Art historian, author, critic and curator RoseLee Goldberg is the founder of Performa, described as the only biennial dedicated to commissioning, presenting and exploring new visual art performance across disciplines. Goldberg is also the author of Performance Art: From Futurism to the Present
(2011) and has worked as a curator at Kitchen in New York, where she presented works by Philip Glass, Laurie Anderson and Meredith Monk to name a few, while also curating the first solo exhibitions by Robert Longo, Cindy Sherman and David Salle. In this interview, which took place when Performa 13 ended on November 24, 2013 (it ran from November 1), Goldberg evaluates the biennial event and considers what the future holds not only for Performa but also for performance itself.
Can you talk a little bit about this year's Performa highlights?As in previous biennials, we had a broad range of work and the contrast made for some startling highlights — Rashid Johnson versus Ryan McNamara, one in the steamroom of a bathhouse, with a play that is gut-wrenching and about race relations in this country, the other playful, clever, entertaining and about the internet and the history of people dancing. At the other end of the spectrum, we had community building works by Polish artist Paweł Althamer, and works about communes by Raqs Media Collective from India; an illustrated lecture on the history of the fist-fight in Surrealism by Shana Lutker, and a surreal performance with opera singers on bicycles, and much more, by Tori Wrånes.
What were the most successful elements of this year's events, in your opinion?

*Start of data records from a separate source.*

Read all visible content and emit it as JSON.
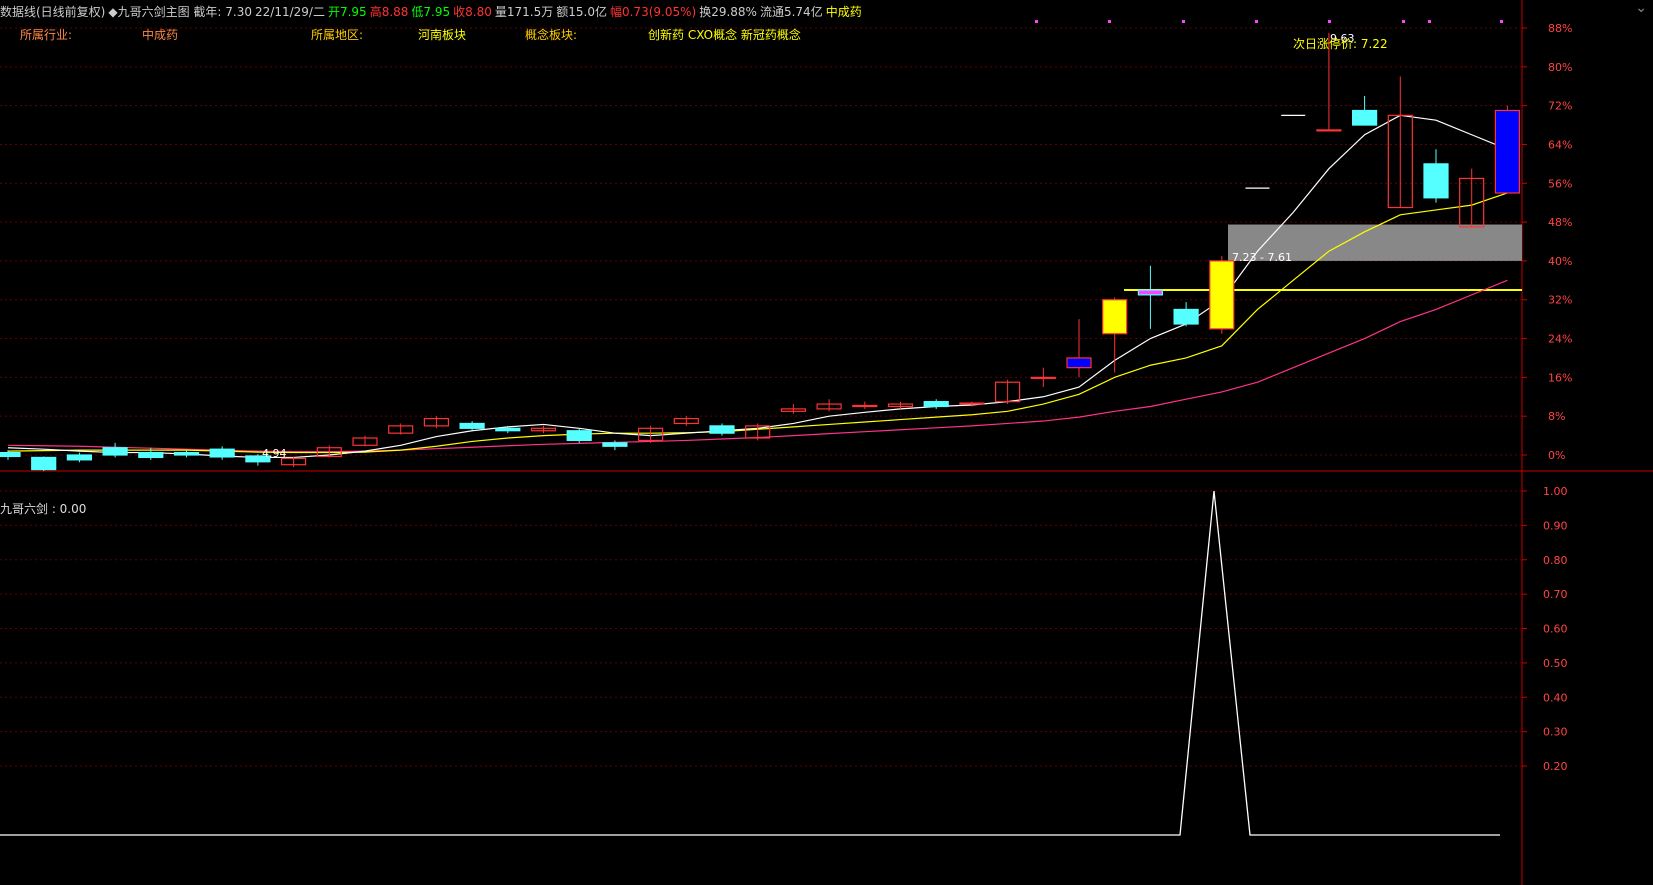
{
  "header": {
    "line1": [
      {
        "text": "数据线(日线前复权)",
        "color": "#cccccc"
      },
      {
        "text": "◆九哥六剑主图 截年: 7.30",
        "color": "#cccccc"
      },
      {
        "text": "22/11/29/二",
        "color": "#cccccc"
      },
      {
        "text": "开7.95",
        "color": "#00ff00"
      },
      {
        "text": "高8.88",
        "color": "#ff3333"
      },
      {
        "text": "低7.95",
        "color": "#00ff00"
      },
      {
        "text": "收8.80",
        "color": "#ff3333"
      },
      {
        "text": "量171.5万",
        "color": "#cccccc"
      },
      {
        "text": "额15.0亿",
        "color": "#cccccc"
      },
      {
        "text": "幅0.73(9.05%)",
        "color": "#ff3333"
      },
      {
        "text": "换29.88%",
        "color": "#cccccc"
      },
      {
        "text": "流通5.74亿",
        "color": "#cccccc"
      },
      {
        "text": "中成药",
        "color": "#ffff00"
      }
    ],
    "industry_label": "所属行业:",
    "industry_value": "中成药",
    "region_label": "所属地区:",
    "region_value": "河南板块",
    "concept_label": "概念板块:",
    "concept_value": "创新药 CXO概念 新冠药概念"
  },
  "indicator": {
    "label": "九哥六剑 : 0.00",
    "ticks": [
      "1.00",
      "0.90",
      "0.80",
      "0.70",
      "0.60",
      "0.50",
      "0.40",
      "0.30",
      "0.20"
    ]
  },
  "colors": {
    "up": "#ff3333",
    "down": "#55ffff",
    "ma5": "#ffffff",
    "ma10": "#ffff00",
    "ma30": "#ff3388",
    "axis": "#cc0000",
    "grid": "#660000",
    "resist_band": "#888888",
    "support": "#ffff00"
  },
  "chart_data": {
    "type": "candlestick",
    "y_axis_ticks": [
      "88%",
      "80%",
      "72%",
      "64%",
      "56%",
      "48%",
      "40%",
      "32%",
      "24%",
      "16%",
      "8%",
      "0%"
    ],
    "y_range_percent": [
      0,
      88
    ],
    "base_price": 4.94,
    "low_label": "4.94",
    "high_label": "9.63",
    "limit_up_label": "次日涨停价: 7.22",
    "band_label": "7.23 - 7.61",
    "candles": [
      {
        "o": 0.5,
        "c": -0.3,
        "h": 1.0,
        "l": -1.0
      },
      {
        "o": -0.5,
        "c": -3.0,
        "h": -0.3,
        "l": -3.3
      },
      {
        "o": 0.0,
        "c": -1.0,
        "h": 0.5,
        "l": -1.5
      },
      {
        "o": 1.5,
        "c": 0.0,
        "h": 2.5,
        "l": -0.5
      },
      {
        "o": 0.5,
        "c": -0.5,
        "h": 1.5,
        "l": -1.0
      },
      {
        "o": 0.5,
        "c": 0.0,
        "h": 1.0,
        "l": -0.5
      },
      {
        "o": 1.2,
        "c": -0.4,
        "h": 1.8,
        "l": -1.0
      },
      {
        "o": -0.2,
        "c": -1.4,
        "h": 0.2,
        "l": -2.2
      },
      {
        "o": -2.0,
        "c": -0.7,
        "h": -0.3,
        "l": -2.5
      },
      {
        "o": -0.3,
        "c": 1.5,
        "h": 2.0,
        "l": -0.5
      },
      {
        "o": 2.0,
        "c": 3.5,
        "h": 4.0,
        "l": 1.8
      },
      {
        "o": 4.5,
        "c": 6.0,
        "h": 6.5,
        "l": 4.2
      },
      {
        "o": 6.0,
        "c": 7.5,
        "h": 8.0,
        "l": 5.5
      },
      {
        "o": 6.5,
        "c": 5.5,
        "h": 7.0,
        "l": 5.0
      },
      {
        "o": 5.5,
        "c": 5.0,
        "h": 6.0,
        "l": 4.5
      },
      {
        "o": 5.0,
        "c": 5.5,
        "h": 6.0,
        "l": 4.5
      },
      {
        "o": 5.0,
        "c": 3.0,
        "h": 5.5,
        "l": 2.5
      },
      {
        "o": 2.5,
        "c": 1.8,
        "h": 3.0,
        "l": 1.0
      },
      {
        "o": 3.0,
        "c": 5.5,
        "h": 6.0,
        "l": 2.5
      },
      {
        "o": 6.5,
        "c": 7.5,
        "h": 8.0,
        "l": 6.0
      },
      {
        "o": 6.0,
        "c": 4.5,
        "h": 6.5,
        "l": 4.0
      },
      {
        "o": 3.5,
        "c": 6.0,
        "h": 6.5,
        "l": 3.0
      },
      {
        "o": 9.0,
        "c": 9.5,
        "h": 10.5,
        "l": 8.5
      },
      {
        "o": 9.5,
        "c": 10.5,
        "h": 11.5,
        "l": 9.0
      },
      {
        "o": 10.0,
        "c": 10.2,
        "h": 11.0,
        "l": 9.5
      },
      {
        "o": 10.0,
        "c": 10.5,
        "h": 11.0,
        "l": 9.5
      },
      {
        "o": 11.0,
        "c": 10.0,
        "h": 11.5,
        "l": 9.5
      },
      {
        "o": 10.5,
        "c": 10.7,
        "h": 11.0,
        "l": 10.0
      },
      {
        "o": 11.0,
        "c": 15.0,
        "h": 15.5,
        "l": 10.5
      },
      {
        "o": 16.0,
        "c": 16.0,
        "h": 18.0,
        "l": 14.0
      },
      {
        "o": 18.0,
        "c": 20.0,
        "h": 28.0,
        "l": 16.0
      },
      {
        "o": 25.0,
        "c": 32.0,
        "h": 32.5,
        "l": 17.0
      },
      {
        "o": 33.0,
        "c": 34.0,
        "h": 39.0,
        "l": 26.0
      },
      {
        "o": 30.0,
        "c": 27.0,
        "h": 31.5,
        "l": 26.5
      },
      {
        "o": 26.0,
        "c": 40.0,
        "h": 41.0,
        "l": 25.0
      },
      {
        "o": 55.0,
        "c": 55.0,
        "h": 55.0,
        "l": 55.0
      },
      {
        "o": 70.0,
        "c": 70.0,
        "h": 70.0,
        "l": 70.0
      },
      {
        "o": 67.0,
        "c": 67.0,
        "h": 87.0,
        "l": 67.0
      },
      {
        "o": 71.0,
        "c": 68.0,
        "h": 74.0,
        "l": 68.0
      },
      {
        "o": 51.0,
        "c": 70.0,
        "h": 78.0,
        "l": 51.0
      },
      {
        "o": 60.0,
        "c": 53.0,
        "h": 63.0,
        "l": 52.0
      },
      {
        "o": 47.0,
        "c": 57.0,
        "h": 59.0,
        "l": 47.0
      },
      {
        "o": 71.0,
        "c": 54.0,
        "h": 72.0,
        "l": 54.0
      }
    ],
    "ma5": [
      1.5,
      1.2,
      0.8,
      0.5,
      0.5,
      0.2,
      -0.2,
      -0.5,
      -0.5,
      0.0,
      0.8,
      2.0,
      3.8,
      5.0,
      5.8,
      6.3,
      5.5,
      4.5,
      4.0,
      4.5,
      5.0,
      5.5,
      6.5,
      8.0,
      8.8,
      9.5,
      10.0,
      10.3,
      11.0,
      12.0,
      14.0,
      19.5,
      24.0,
      27.0,
      32.0,
      42.0,
      50.0,
      59.0,
      66.0,
      70.0,
      69.0,
      66.0,
      63.0
    ],
    "ma10": [
      0.8,
      0.9,
      1.0,
      1.0,
      1.0,
      1.0,
      0.8,
      0.6,
      0.5,
      0.5,
      0.6,
      1.0,
      1.8,
      2.8,
      3.5,
      4.0,
      4.3,
      4.5,
      4.5,
      4.6,
      4.8,
      5.3,
      5.8,
      6.3,
      6.8,
      7.3,
      7.8,
      8.3,
      9.0,
      10.5,
      12.5,
      16.0,
      18.5,
      20.0,
      22.5,
      30.0,
      36.0,
      42.0,
      46.0,
      49.5,
      50.5,
      51.5,
      54.0
    ],
    "ma30": [
      2.0,
      1.9,
      1.8,
      1.6,
      1.4,
      1.2,
      1.0,
      0.8,
      0.7,
      0.7,
      0.8,
      1.0,
      1.3,
      1.6,
      1.9,
      2.2,
      2.4,
      2.6,
      2.8,
      3.0,
      3.3,
      3.6,
      4.0,
      4.4,
      4.8,
      5.2,
      5.6,
      6.0,
      6.5,
      7.0,
      7.8,
      9.0,
      10.0,
      11.5,
      13.0,
      15.0,
      18.0,
      21.0,
      24.0,
      27.5,
      30.0,
      33.0,
      36.0
    ],
    "resist_band": [
      40,
      47.5
    ],
    "support_line": 34,
    "indicator": {
      "spike_value": 1.0,
      "spike_index": 34,
      "y_range": [
        0.1,
        1.0
      ]
    }
  }
}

Our booklet and our website. Everyone commented on the clarity of the hard-copy guide to the biennial, and the on-line calendar with background on projects and artists. With more than a hundred artists at over fifty venues, this was crucial. We had more visitors from abroad than ever, with curators, festival directors and artists from Korea, Norway, Poland, France, the UK, Germany and Australia, and our Hub was the busiest ever. The Performa Institute program drew hundreds of people every day to talks by artists